Sometime in the past year, thanks to Pinterest (my vice and savior), I discovered the drawings and writings of Brian Andreas and fell in love. His stories are like abbreviated poems and always, without fail, make me think.
Most recently, I opened one of the collections of his work at random to this snippet:
Now, I can’t say I have a particular affinity for geography. In fact, I’m fairly lousy at it, and through a number of chance happenings, somehow missed ever having to take World Geography at all. (Which, of course, means I’ll never win Trivial Pursuit.)
However, these words struck a chord with me, namely the final sentence: Pay no attention to the boundaries. Now that is a philosophy I can get behind.
I’ve always been fascinated by famous, successful people. But not just who they are today or how they live once they are famous. I like to read the life story, from the very beginning, how they went from being just another baby born to someone who made it. And you know what stands out to me about nearly every person who has done something extraordinary? They all, without exception, paid no attention to the boundaries. Either because of a lack of knowledge of accepted boundaries or often a knowledgeable and deliberate snub of them, people who succeed simply don’t let themselves get boxed in by what is expected.
What does this have to do with design, you might ask. A couple of years ago, I decided to return to school in pursuit of a second bachelor’s degree in graphic design. I was excited, especially my first semester, when I was pushed to think outside the box in my design foundations classes. My second and third semesters, I finally got to take some actual graphic design classes and I was so looking forward to them. Until, that is, I starting being told what not to do. Don’t do this, don’t do that, don’t ever, ever, under any circumstances, do this. Very rarely was there an explanation why certain things were frowned upon in design, and even when there was, it was vague at best.
Even better was the fact that the instructors would spend the first half of the class explaining to us the importance of getting an education in design but then turn around and show us examples of what “good” design that had been created by people who in some cases had never set foot in a classroom and whose designs very often broke the very rules the instructor had just laid out for us.
What a paradox.

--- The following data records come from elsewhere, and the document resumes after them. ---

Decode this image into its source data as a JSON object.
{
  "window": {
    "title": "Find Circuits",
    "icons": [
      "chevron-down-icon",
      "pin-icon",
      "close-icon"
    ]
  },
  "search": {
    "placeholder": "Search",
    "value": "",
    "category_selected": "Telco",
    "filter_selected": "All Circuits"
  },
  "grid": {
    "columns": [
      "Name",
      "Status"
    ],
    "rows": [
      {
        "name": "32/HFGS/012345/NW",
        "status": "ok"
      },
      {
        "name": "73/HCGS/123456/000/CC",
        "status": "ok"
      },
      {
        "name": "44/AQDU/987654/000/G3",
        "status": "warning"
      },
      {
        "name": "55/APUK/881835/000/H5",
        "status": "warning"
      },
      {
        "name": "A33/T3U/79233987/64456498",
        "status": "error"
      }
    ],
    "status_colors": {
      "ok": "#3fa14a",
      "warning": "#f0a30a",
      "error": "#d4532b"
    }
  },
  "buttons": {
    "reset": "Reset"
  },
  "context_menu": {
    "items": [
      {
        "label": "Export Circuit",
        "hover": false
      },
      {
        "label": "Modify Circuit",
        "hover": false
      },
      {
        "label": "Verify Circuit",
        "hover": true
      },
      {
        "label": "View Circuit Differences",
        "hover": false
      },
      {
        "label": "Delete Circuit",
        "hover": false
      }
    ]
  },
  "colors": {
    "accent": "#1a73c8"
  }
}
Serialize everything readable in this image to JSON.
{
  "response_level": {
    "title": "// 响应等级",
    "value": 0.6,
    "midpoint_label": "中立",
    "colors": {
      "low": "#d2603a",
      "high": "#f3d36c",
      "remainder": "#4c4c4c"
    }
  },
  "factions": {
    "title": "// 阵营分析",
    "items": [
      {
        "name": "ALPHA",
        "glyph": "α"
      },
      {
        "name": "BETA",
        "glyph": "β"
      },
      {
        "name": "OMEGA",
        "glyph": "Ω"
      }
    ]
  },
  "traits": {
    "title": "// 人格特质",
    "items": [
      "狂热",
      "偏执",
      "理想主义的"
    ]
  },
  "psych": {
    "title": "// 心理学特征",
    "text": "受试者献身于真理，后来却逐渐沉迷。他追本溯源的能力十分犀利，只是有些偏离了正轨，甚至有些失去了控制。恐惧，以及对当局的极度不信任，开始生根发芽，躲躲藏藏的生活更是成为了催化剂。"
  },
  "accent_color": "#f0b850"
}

When one thinks of all the innovators, in any profession, who are immortalized for making strides and discoveries and taking risks – wait. Innovators? Doesn’t that mean they did something new? That they bent, or perhaps even broke, what was consider the “rule”? How do you make strides by doing what everyone else is? How can you create a brilliant design if yours fits into the same box of guidelines every other design follows?
Why, indeed, do I need them at all? Them telling me how to do things. Maybe I can figure out what doesn’t work by just trying it. And if it doesn’t work, I’ll try something else, and keep trying until something does work. And maybe some of the things I’ll discover will prove to me that some boundaries are there for a reason. But maybe I will create something amazing the no one else could, because everyone else is confining themselves to the boundaries someone, somewhere, in some other time, in some other place, set for them.